on 23 July 2008
Coningsby was published in 1844 and was the first in Disraeli's trilogy of 'political' novels (the others being Sybil and Tancred).
The story revolves around the ealy life of Harry Coningsby. Harry is the orphaned grandson of the Marquess of Monmouth, but Harry's parents incurred the wrath of Monmouth by their marriage. Harry is restored to his granfather's favour and sent to school at Eton. The story follows Harry's career at Eton and Cambridge. While at Eton, Harry saves the life of Oswald Millbank - the son of a northern industrialist. This commences a friendship between Oswald and Harry and leads Harry to fall in love with Oswald's sister, Edith.
In recent years, some historians have dismissed Disrael's political novels as a source for Disrael's creed.
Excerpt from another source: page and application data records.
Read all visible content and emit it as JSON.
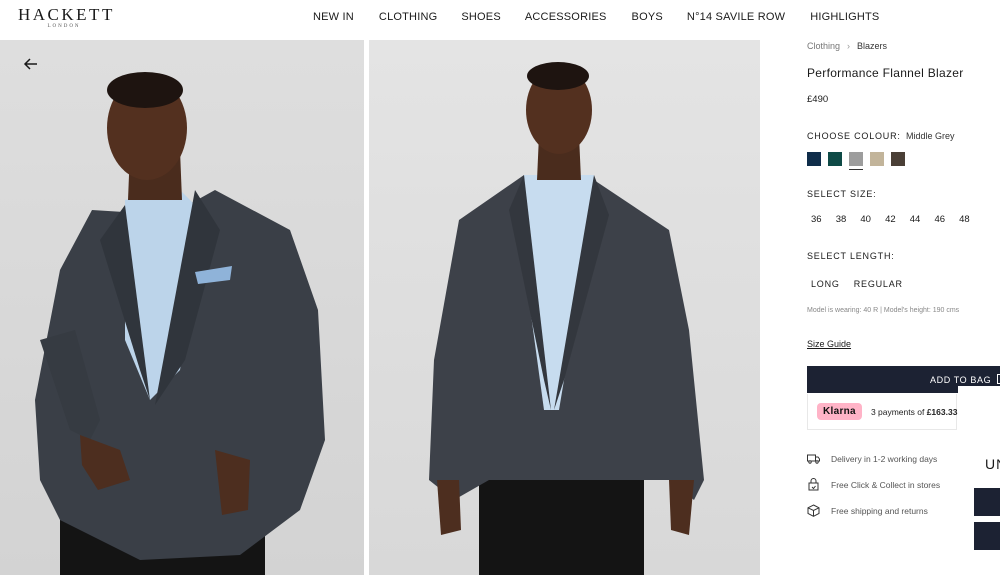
{
  "brand": {
    "name": "HACKETT",
    "sub": "LONDON"
  },
  "nav": [
    "NEW IN",
    "CLOTHING",
    "SHOES",
    "ACCESSORIES",
    "BOYS",
    "N°14 SAVILE ROW",
    "HIGHLIGHTS"
  ],
  "breadcrumb": {
    "parent": "Clothing",
    "current": "Blazers"
  },
  "product": {
    "title": "Performance Flannel Blazer",
    "price": "£490"
  },
  "colour": {
    "label": "CHOOSE COLOUR:",
    "selected": "Middle Grey",
    "swatches": [
      "#0f2d4a",
      "#0e4a46",
      "#9d9d9d",
      "#c2b49a",
      "#4a3f36"
    ]
  },
  "size": {
    "label": "SELECT SIZE:",
    "options": [
      "36",
      "38",
      "40",
      "42",
      "44",
      "46",
      "48"
    ]
  },
  "length": {
    "label": "SELECT LENGTH:",
    "options": [
      "LONG",
      "REGULAR"
    ]
  },
  "model_info": "Model is wearing: 40 R  |  Model's height: 190 cms",
  "size_guide": "Size Guide",
  "add_to_bag": "ADD TO BAG",
  "klarna": {
    "logo": "Klarna",
    "text": "3 payments of ",
    "amount": "£163.33"
  },
  "benefits": [
    {
      "icon": "truck-icon",
      "text": "Delivery in 1-2 working days"
    },
    {
      "icon": "store-icon",
      "text": "Free Click & Collect in stores"
    },
    {
      "icon": "box-icon",
      "text": "Free shipping and returns"
    }
  ],
  "popup": {
    "title_fragment": "UN"
  }
}
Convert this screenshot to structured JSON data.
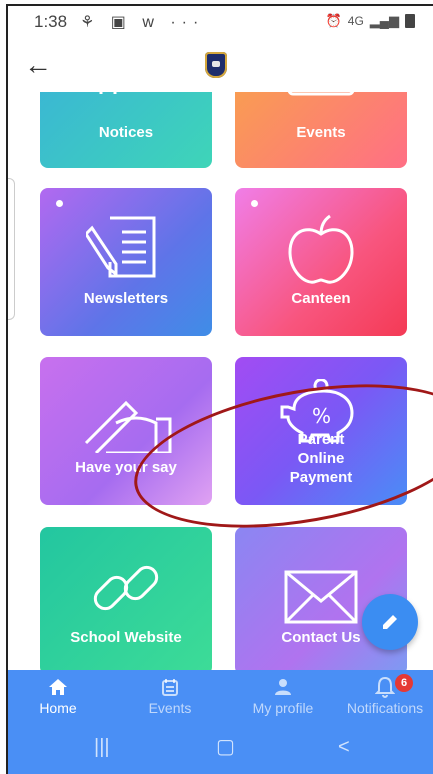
{
  "status_bar": {
    "time": "1:38",
    "left_icons": "⚘ ▣ w ···",
    "network": "4G"
  },
  "app_bar": {
    "back_icon": "arrow-left-icon",
    "logo": "school-crest-logo"
  },
  "tiles": [
    {
      "label": "Notices",
      "icon": "pin-icon"
    },
    {
      "label": "Events",
      "icon": "calendar-icon"
    },
    {
      "label": "Newsletters",
      "icon": "document-pencil-icon"
    },
    {
      "label": "Canteen",
      "icon": "apple-icon"
    },
    {
      "label": "Have your say",
      "icon": "hand-writing-icon"
    },
    {
      "label": "Parent Online Payment",
      "icon": "piggy-bank-icon"
    },
    {
      "label": "School Website",
      "icon": "link-icon"
    },
    {
      "label": "Contact Us",
      "icon": "envelope-icon"
    }
  ],
  "fab": {
    "icon": "pencil-icon"
  },
  "bottom_nav": [
    {
      "label": "Home",
      "active": true
    },
    {
      "label": "Events",
      "active": false
    },
    {
      "label": "My profile",
      "active": false
    },
    {
      "label": "Notifications",
      "active": false,
      "badge": "6"
    }
  ],
  "colors": {
    "nav_blue": "#4a8ff5",
    "annotation_red": "#a01818",
    "badge_red": "#e53935"
  }
}
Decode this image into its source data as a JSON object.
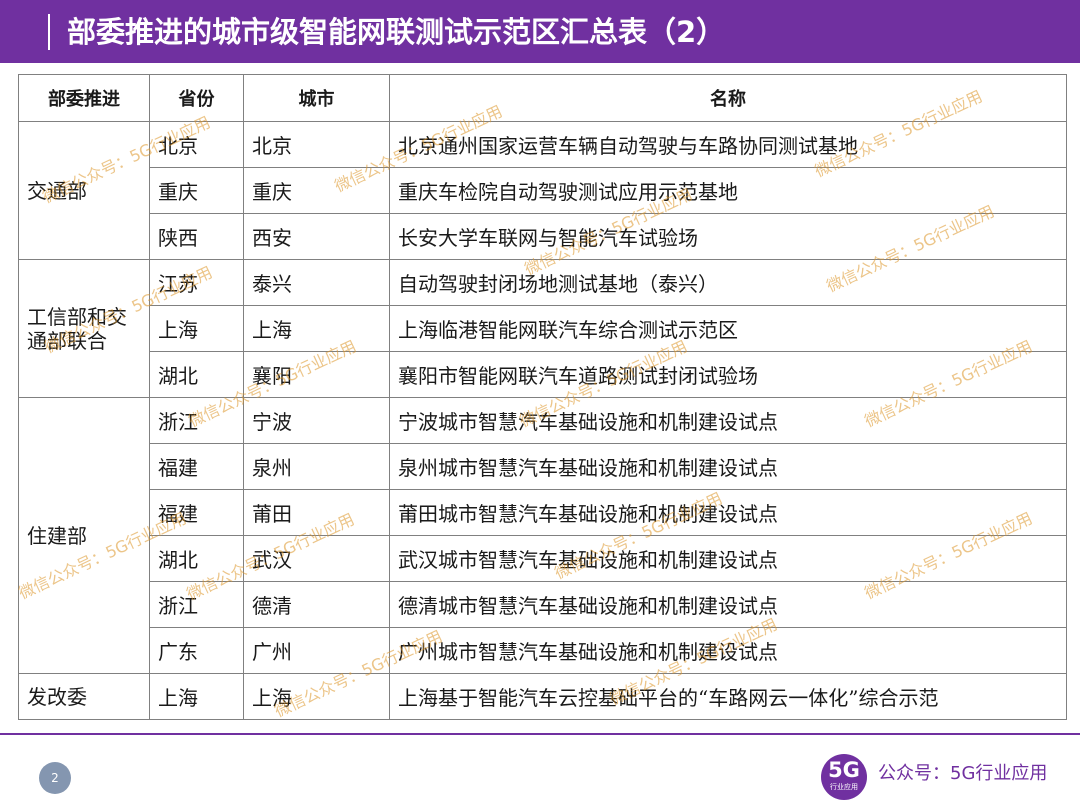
{
  "header": {
    "title": "部委推进的城市级智能网联测试示范区汇总表（2）"
  },
  "table": {
    "columns": [
      "部委推进",
      "省份",
      "城市",
      "名称"
    ],
    "groups": [
      {
        "ministry": "交通部",
        "rows": [
          {
            "province": "北京",
            "city": "北京",
            "name": "北京通州国家运营车辆自动驾驶与车路协同测试基地"
          },
          {
            "province": "重庆",
            "city": "重庆",
            "name": "重庆车检院自动驾驶测试应用示范基地"
          },
          {
            "province": "陕西",
            "city": "西安",
            "name": "长安大学车联网与智能汽车试验场"
          }
        ]
      },
      {
        "ministry": "工信部和交通部联合",
        "rows": [
          {
            "province": "江苏",
            "city": "泰兴",
            "name": "自动驾驶封闭场地测试基地（泰兴）"
          },
          {
            "province": "上海",
            "city": "上海",
            "name": "上海临港智能网联汽车综合测试示范区"
          },
          {
            "province": "湖北",
            "city": "襄阳",
            "name": "襄阳市智能网联汽车道路测试封闭试验场"
          }
        ]
      },
      {
        "ministry": "住建部",
        "rows": [
          {
            "province": "浙江",
            "city": "宁波",
            "name": "宁波城市智慧汽车基础设施和机制建设试点"
          },
          {
            "province": "福建",
            "city": "泉州",
            "name": "泉州城市智慧汽车基础设施和机制建设试点"
          },
          {
            "province": "福建",
            "city": "莆田",
            "name": "莆田城市智慧汽车基础设施和机制建设试点"
          },
          {
            "province": "湖北",
            "city": "武汉",
            "name": "武汉城市智慧汽车基础设施和机制建设试点"
          },
          {
            "province": "浙江",
            "city": "德清",
            "name": "德清城市智慧汽车基础设施和机制建设试点"
          },
          {
            "province": "广东",
            "city": "广州",
            "name": "广州城市智慧汽车基础设施和机制建设试点"
          }
        ]
      },
      {
        "ministry": "发改委",
        "rows": [
          {
            "province": "上海",
            "city": "上海",
            "name": "上海基于智能汽车云控基础平台的“车路网云一体化”综合示范"
          }
        ]
      }
    ]
  },
  "watermark": {
    "text": "微信公众号：5G行业应用"
  },
  "footer": {
    "page_number": "2",
    "logo_big": "5G",
    "logo_small": "行业应用",
    "account": "公众号：5G行业应用"
  },
  "colors": {
    "accent": "#7030a0",
    "page_badge": "#8496b0",
    "watermark": "#dc9628"
  }
}
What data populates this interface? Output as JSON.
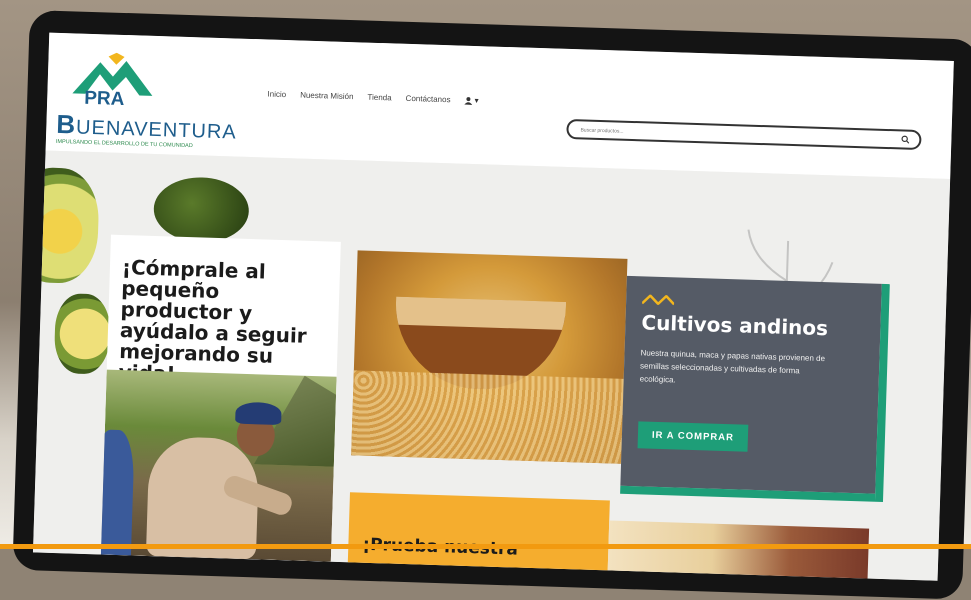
{
  "site": {
    "logo": {
      "acronym": "PRA",
      "name_initial": "B",
      "name_rest": "UENAVENTURA",
      "tagline": "IMPULSANDO EL DESARROLLO DE TU COMUNIDAD"
    },
    "nav": [
      "Inicio",
      "Nuestra Misión",
      "Tienda",
      "Contáctanos"
    ],
    "user_menu_icon": "user-icon",
    "search": {
      "placeholder": "Buscar productos..."
    }
  },
  "promo": {
    "headline": "¡Cómprale al pequeño productor y ayúdalo a seguir mejorando su vida!"
  },
  "feature": {
    "title": "Cultivos andinos",
    "text": "Nuestra quinua, maca y papas nativas provienen de semillas seleccionadas y cultivadas de forma ecológica.",
    "cta": "IR A COMPRAR"
  },
  "second_banner": {
    "title": "¡Prueba nuestra"
  },
  "colors": {
    "brand_blue": "#1e5d8c",
    "brand_green": "#1e9e78",
    "card_gray": "#555b66",
    "accent_orange": "#f5ad2e",
    "logo_yellow": "#f2b61e"
  }
}
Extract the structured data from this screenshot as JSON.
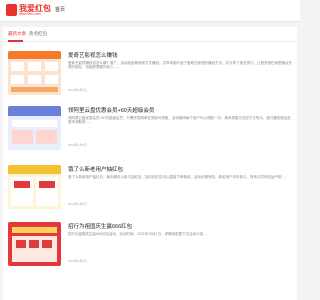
{
  "header": {
    "logo_title": "我爱红包",
    "logo_subtitle": "www.5hb.com",
    "nav_home": "首页"
  },
  "tabs": [
    {
      "label": "最新文章"
    },
    {
      "label": "热点红包"
    }
  ],
  "articles": [
    {
      "title": "爱奇艺影视怎么赚钱",
      "desc": "爱奇艺影视赚钱该怎么赚？推广、活动奖励等各种方式赚钱。文章详细介绍了爱奇艺影视的赚钱方法，并分享了相关技巧，让更多想在家里赚点外快的朋友，也能获得额外收入……",
      "meta": "2024年1月5日"
    },
    {
      "title": "领阿里云盘优惠会员+60天超级会员",
      "desc": "领阿里云盘优惠会员+60天超级会员，只需完成简单任务即可领取，活动期间每个用户可以领取一次，具体领取方法如下文所示，感兴趣的朋友赶紧来领取吧……",
      "meta": "2024年1月5日"
    },
    {
      "title": "饿了么新老用户抽红包",
      "desc": "饿了么新老用户抽红包，每天都可以参与抽红包，抽中的红包可以直接下单使用，活动长期有效，新老用户均可参与，快来试试你的运气吧……",
      "meta": "2024年1月5日"
    },
    {
      "title": "招行为祖国庆生赢666红包",
      "desc": "招行为祖国庆生赢666红包活动，活动时间：2021年10月1日，详情请查看下文活动介绍……",
      "meta": "2024年1月5日"
    }
  ],
  "colors": {
    "brand": "#e8322e",
    "thumb_1": "#f47a2a",
    "thumb_2": "#6a7fd9",
    "thumb_3": "#f2c230",
    "thumb_4": "#e23a3a"
  }
}
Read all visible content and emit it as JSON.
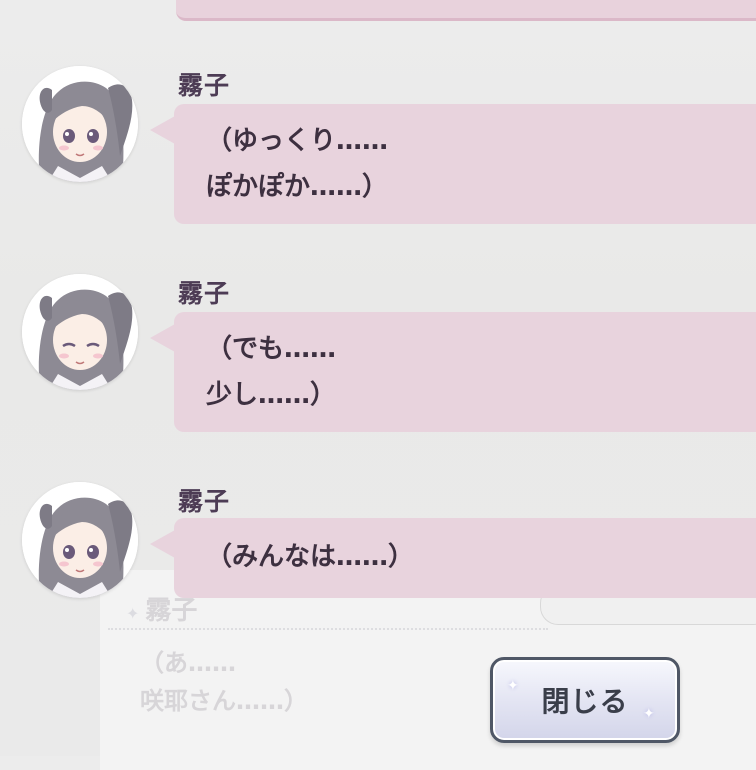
{
  "messages": [
    {
      "speaker": "霧子",
      "avatar": "kiriko-avatar",
      "text": "（ゆっくり……\nぽかぽか……）"
    },
    {
      "speaker": "霧子",
      "avatar": "kiriko-avatar",
      "text": "（でも……\n少し……）"
    },
    {
      "speaker": "霧子",
      "avatar": "kiriko-avatar",
      "text": "（みんなは……）"
    }
  ],
  "background_log": {
    "speaker": "霧子",
    "text": "（あ……\n咲耶さん……）"
  },
  "close_button": {
    "label": "閉じる"
  },
  "colors": {
    "bubble": "#e8d3dd",
    "name_text": "#4d3c55",
    "message_text": "#3d3040",
    "button_border": "#4f5766"
  }
}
This notion can hardly be supported. The story of Harry Coningsby's early life as readable, but it is Disraeli's political critique which makes 'Coningsby' a fascinating read for those interested in Victorian politics.
'Coningsby' is firmly set against the political backround of the years between the passing of the Reform Bill of 1832 (which widened the voting franchise) and the fall of Lord Melbourne's Whig ministry in 1841. Disraeli comments and expounds political views throughout the novel, although generally placing his views in the mouths of one or other of the novel's characters.
In 'Coningsby', we find a critigue of the Toryism of Peel (which Disraeli perceived to be unprincipled), utilitarianism and the Whigs. In the end, Disraeli seems to suggest that there can be a unity of interest between traditional landed elites and the new 'millocracy' through some form of Tory Paternalism.